This is why Revolutionary Communismanalyzes also other important events in the international liberation struggle of the workers and oppressed. In this issue we publish two reports from our fraternal group in Brazil El Mundo Socialista about the recent upswing of strikes.
We also publish two articles from Yossi Schwartz about the simmering unrest in Palestine against the Zionist occupation.
We also elaborate the revolutionary tactics in Greece after the villainous murder of the antifascist rapper Pavlos Fyssas by Nazi thugs of Golden Dawn. In addition we report about a public meeting on Greece where Nina Gunić, a leading member of the RCIT, held a speech on the perspectives of the class struggle. And we reprint a letter of solidarity with the Greek Trotskyist leader Michael-Matsas.
In another article Nina Gunić shows the criminal policy of TEPCO and the Japanese government when faced with the nuclear catastrophe in Fukushima.
Our recently published book Cuba‘s Revolution Sold Out? in which the author, Michael Pröbsting, analysis the capitalist restoration implemented by the Castro bureaucracy, has caused interest amongst a number of organizations and activists.
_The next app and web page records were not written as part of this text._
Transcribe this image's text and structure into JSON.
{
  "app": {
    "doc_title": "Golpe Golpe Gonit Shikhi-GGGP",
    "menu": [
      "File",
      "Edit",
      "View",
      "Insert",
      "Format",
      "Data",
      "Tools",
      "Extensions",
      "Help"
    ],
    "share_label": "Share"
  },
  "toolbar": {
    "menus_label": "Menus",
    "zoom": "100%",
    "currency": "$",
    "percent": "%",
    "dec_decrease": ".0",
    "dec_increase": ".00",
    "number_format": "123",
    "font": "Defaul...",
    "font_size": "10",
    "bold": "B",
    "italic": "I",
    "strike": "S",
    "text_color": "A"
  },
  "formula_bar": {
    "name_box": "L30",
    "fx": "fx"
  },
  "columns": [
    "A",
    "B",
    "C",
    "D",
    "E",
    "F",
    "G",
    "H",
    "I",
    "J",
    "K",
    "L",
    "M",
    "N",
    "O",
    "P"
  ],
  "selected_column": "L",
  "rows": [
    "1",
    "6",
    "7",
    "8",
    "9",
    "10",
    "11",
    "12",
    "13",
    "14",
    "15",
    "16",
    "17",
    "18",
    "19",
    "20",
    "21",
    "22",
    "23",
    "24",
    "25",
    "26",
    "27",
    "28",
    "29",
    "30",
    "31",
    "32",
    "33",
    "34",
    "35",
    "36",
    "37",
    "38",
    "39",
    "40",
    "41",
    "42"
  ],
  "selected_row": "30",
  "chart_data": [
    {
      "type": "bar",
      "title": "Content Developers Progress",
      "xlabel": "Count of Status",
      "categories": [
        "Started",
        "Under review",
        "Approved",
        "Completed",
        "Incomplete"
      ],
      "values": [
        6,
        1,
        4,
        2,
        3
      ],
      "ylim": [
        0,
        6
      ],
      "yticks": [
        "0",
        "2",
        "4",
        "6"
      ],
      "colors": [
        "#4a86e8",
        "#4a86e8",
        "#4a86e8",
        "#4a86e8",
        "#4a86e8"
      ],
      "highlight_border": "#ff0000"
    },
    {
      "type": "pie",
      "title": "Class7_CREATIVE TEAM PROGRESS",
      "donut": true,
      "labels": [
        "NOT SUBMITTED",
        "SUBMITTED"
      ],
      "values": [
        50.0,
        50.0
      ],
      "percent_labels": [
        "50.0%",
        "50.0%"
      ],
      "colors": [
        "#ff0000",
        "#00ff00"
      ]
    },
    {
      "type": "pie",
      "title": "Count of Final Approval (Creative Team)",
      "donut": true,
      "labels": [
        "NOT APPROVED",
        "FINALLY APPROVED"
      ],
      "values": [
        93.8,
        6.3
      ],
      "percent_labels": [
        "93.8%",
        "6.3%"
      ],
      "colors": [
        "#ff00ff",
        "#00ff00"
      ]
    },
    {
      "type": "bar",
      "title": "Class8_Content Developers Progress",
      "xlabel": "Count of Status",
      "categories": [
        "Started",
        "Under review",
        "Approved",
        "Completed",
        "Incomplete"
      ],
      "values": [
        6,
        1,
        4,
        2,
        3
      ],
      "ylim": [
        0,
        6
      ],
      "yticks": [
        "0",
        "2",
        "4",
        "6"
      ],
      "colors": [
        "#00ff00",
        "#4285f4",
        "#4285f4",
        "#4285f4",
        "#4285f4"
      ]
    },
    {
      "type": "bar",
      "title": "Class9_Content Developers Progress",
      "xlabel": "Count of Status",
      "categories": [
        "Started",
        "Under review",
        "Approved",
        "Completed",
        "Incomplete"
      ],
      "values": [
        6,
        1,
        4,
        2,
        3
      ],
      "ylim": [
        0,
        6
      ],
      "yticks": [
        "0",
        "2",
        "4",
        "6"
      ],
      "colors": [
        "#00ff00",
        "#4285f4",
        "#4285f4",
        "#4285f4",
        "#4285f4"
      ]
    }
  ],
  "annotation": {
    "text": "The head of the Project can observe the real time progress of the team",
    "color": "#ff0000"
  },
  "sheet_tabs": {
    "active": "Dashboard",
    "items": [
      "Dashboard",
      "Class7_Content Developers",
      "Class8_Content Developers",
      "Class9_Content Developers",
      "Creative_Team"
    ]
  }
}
We report about a public debate on the book which took place in early September in Vienna (Austria)
We complete this RevCom issue with large extracts from a highly interesting pamphlet of Trotsky – The Spanish Revolution and the Dangers threatening it – in which he elaborates on the lessons of the unfinished democratic revolution in Spain in 1931. We consider Trotsky thoughts useful for an understanding of the current developments in the Arab Revolution.
We hope that this issue contains a number of interesting documents and articles for our readers. We look forward for responses, criticisms and suggestions.
October 6, 2013, Editorial Board